§ **Activity**:
Report all lines of the records that contain "about".

§ **Supplied data**:

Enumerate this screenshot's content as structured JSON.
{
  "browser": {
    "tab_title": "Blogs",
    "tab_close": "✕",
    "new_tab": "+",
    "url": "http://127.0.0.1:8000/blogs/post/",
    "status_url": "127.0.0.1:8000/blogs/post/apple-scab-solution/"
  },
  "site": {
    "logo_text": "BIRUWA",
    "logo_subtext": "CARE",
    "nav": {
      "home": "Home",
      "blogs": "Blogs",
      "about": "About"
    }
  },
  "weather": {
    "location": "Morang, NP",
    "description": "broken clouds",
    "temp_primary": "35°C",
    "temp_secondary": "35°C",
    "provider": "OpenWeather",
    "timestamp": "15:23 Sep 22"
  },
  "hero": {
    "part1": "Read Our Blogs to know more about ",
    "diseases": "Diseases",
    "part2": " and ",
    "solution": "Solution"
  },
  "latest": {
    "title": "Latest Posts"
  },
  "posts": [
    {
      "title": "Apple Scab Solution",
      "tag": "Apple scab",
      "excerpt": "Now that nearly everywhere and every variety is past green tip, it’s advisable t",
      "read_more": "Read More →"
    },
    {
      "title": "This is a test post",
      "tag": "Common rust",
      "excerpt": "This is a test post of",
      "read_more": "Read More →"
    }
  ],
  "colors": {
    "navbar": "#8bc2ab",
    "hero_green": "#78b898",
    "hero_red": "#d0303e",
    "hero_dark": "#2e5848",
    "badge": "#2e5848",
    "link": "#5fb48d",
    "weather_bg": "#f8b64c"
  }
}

§ **Answer box**:
      "about": "About"
    "part1": "Read Our Blogs to know more about ",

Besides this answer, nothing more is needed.